▶ [What you are asked to do] Only lines that contain the word "Düzlem" are to be returned from the data below.

Data excerpts:
____

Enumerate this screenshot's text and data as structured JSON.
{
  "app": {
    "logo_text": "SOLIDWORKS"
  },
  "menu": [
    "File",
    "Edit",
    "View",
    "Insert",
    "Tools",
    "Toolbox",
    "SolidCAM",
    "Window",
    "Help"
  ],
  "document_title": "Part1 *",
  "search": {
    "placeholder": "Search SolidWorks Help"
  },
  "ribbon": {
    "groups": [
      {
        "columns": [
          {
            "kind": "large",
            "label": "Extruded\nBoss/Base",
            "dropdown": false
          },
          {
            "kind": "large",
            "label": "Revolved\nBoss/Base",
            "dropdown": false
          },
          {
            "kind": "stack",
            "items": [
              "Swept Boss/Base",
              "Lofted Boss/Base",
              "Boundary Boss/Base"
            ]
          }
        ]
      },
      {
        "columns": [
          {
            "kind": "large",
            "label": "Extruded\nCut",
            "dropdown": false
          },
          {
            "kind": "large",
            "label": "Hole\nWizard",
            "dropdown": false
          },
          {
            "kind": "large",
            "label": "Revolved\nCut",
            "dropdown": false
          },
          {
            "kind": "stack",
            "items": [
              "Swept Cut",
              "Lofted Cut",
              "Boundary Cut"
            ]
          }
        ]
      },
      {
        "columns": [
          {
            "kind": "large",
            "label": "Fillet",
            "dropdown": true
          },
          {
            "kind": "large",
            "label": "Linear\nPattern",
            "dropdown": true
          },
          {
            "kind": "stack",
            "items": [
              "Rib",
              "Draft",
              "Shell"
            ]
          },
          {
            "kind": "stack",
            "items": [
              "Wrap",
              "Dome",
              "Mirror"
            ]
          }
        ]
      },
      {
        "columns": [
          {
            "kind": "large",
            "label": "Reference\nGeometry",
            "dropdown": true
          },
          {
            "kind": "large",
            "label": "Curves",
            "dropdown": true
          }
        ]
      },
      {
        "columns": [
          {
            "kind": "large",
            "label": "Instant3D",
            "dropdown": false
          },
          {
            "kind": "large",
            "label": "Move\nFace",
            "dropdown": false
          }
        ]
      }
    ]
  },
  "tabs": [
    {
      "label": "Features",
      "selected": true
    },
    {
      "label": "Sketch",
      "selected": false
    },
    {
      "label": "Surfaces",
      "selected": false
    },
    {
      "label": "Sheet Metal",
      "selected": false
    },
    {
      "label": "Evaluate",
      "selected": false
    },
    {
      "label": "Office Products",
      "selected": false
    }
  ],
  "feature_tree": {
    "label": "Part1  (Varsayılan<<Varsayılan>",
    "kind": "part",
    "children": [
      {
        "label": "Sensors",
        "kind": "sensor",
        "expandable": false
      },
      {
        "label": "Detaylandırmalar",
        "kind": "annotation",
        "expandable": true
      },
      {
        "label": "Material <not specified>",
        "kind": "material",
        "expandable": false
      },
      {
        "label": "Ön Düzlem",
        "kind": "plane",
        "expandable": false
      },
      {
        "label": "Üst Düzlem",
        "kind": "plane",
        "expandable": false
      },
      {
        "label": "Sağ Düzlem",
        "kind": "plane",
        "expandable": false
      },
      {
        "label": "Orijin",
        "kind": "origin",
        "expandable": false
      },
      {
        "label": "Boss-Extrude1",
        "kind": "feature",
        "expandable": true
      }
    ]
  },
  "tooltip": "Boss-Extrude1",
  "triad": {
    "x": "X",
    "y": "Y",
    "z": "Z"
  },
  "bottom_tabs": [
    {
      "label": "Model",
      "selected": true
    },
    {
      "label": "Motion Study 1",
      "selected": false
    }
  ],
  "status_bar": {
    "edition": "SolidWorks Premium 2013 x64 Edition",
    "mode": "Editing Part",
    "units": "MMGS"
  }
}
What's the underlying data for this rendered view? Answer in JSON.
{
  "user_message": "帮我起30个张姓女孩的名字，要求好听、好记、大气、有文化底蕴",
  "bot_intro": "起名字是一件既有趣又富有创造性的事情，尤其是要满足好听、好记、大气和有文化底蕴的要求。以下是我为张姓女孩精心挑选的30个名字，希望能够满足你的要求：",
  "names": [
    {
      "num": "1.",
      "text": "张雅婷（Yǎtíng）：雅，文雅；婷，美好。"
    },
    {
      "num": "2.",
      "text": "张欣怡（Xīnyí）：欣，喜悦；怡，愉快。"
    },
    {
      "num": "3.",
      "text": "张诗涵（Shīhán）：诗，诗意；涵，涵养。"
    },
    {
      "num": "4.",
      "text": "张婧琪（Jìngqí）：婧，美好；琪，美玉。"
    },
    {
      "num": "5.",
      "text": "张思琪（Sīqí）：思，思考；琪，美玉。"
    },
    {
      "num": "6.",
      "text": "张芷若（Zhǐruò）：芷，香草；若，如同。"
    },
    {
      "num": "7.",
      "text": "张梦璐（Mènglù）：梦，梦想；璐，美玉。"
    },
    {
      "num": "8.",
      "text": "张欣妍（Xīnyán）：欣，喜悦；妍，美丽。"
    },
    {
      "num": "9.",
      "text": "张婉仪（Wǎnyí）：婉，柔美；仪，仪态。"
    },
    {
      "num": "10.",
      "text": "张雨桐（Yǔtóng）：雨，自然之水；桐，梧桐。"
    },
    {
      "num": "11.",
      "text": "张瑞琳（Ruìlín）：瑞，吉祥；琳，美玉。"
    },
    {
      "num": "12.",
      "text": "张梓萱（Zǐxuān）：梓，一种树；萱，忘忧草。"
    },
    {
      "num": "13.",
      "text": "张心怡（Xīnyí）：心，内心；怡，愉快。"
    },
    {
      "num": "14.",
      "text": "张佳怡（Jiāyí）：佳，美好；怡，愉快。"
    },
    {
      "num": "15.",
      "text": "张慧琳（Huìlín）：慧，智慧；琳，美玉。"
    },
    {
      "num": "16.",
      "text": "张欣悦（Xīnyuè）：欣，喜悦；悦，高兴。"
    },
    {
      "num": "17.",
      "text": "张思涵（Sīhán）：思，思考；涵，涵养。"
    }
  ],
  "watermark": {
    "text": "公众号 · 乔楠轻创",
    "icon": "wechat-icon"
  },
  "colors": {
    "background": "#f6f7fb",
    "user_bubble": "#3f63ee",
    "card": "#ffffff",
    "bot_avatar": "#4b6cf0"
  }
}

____

▶ [Answer space]
        "label": "Ön Düzlem",
        "label": "Üst Düzlem",
        "label": "Sağ Düzlem",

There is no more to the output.